Only lines that contain the word "bang" are to be returned from the data below.

Items from an interface collection:
--- START ---

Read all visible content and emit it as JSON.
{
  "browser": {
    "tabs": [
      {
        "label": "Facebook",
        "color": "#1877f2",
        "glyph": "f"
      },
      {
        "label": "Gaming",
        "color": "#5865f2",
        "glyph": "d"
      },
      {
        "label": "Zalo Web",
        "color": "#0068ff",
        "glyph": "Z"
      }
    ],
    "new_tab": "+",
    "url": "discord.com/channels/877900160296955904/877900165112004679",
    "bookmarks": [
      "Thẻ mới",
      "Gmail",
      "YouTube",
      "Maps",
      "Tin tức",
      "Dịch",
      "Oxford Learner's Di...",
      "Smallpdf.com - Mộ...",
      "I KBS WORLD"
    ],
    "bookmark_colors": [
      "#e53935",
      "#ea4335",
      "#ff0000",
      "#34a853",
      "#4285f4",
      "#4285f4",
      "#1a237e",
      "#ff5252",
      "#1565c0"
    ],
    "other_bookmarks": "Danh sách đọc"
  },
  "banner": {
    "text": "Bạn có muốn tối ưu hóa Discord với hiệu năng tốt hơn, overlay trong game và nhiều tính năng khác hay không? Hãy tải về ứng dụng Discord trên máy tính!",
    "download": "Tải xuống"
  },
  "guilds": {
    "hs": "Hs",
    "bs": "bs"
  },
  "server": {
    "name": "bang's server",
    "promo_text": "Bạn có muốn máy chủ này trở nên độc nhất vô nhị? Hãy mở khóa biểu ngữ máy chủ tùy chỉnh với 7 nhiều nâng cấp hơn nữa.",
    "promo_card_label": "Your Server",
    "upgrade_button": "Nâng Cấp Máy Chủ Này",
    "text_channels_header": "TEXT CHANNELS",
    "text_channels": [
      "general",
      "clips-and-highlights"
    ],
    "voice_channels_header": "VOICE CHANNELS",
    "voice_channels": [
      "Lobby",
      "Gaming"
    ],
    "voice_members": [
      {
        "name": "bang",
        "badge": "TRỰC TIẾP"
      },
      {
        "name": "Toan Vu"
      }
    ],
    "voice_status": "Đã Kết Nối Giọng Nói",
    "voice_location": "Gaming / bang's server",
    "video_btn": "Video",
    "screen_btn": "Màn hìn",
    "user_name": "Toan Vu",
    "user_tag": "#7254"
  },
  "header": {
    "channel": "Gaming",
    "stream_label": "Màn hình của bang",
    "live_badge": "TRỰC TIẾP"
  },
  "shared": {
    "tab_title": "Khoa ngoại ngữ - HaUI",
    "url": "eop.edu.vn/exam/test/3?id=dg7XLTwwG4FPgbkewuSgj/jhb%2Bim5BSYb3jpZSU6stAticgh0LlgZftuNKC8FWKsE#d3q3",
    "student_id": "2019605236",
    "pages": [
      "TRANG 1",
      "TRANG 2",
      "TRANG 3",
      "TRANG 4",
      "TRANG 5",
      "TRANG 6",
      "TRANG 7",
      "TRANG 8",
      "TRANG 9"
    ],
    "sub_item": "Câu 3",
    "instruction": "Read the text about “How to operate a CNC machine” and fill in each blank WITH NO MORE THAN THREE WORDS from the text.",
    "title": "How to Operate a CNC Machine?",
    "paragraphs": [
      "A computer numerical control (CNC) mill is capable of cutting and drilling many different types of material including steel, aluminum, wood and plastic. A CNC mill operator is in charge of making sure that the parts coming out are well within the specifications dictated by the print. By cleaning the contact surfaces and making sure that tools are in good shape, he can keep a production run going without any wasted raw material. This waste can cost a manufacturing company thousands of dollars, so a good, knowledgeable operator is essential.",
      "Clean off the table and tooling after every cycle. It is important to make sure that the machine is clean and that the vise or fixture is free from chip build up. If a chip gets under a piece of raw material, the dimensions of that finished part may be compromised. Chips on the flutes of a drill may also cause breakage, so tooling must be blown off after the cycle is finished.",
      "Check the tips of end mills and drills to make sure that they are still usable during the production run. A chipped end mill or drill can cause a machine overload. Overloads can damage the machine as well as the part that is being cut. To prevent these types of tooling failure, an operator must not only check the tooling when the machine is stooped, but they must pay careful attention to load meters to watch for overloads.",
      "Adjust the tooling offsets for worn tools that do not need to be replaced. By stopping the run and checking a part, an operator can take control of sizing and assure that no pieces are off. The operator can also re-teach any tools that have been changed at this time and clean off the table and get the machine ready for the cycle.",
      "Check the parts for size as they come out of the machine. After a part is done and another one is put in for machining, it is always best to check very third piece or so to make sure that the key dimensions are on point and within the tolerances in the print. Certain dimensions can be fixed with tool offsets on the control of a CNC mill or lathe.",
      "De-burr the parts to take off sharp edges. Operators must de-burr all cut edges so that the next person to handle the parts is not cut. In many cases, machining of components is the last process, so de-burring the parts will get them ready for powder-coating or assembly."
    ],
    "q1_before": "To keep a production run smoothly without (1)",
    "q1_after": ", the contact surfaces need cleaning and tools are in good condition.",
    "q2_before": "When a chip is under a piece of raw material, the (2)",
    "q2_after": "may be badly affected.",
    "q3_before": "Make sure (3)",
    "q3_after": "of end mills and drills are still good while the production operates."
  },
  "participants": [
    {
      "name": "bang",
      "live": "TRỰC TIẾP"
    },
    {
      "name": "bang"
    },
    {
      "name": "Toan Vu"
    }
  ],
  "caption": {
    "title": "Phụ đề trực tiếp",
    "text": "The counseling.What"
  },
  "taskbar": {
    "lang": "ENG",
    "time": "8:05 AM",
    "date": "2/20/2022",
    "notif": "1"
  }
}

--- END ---

Solution for this task
    "name": "bang's server",
        "name": "bang",
    "voice_location": "Gaming / bang's server",
    "stream_label": "Màn hình của bang",
      "name": "bang",
      "name": "bang"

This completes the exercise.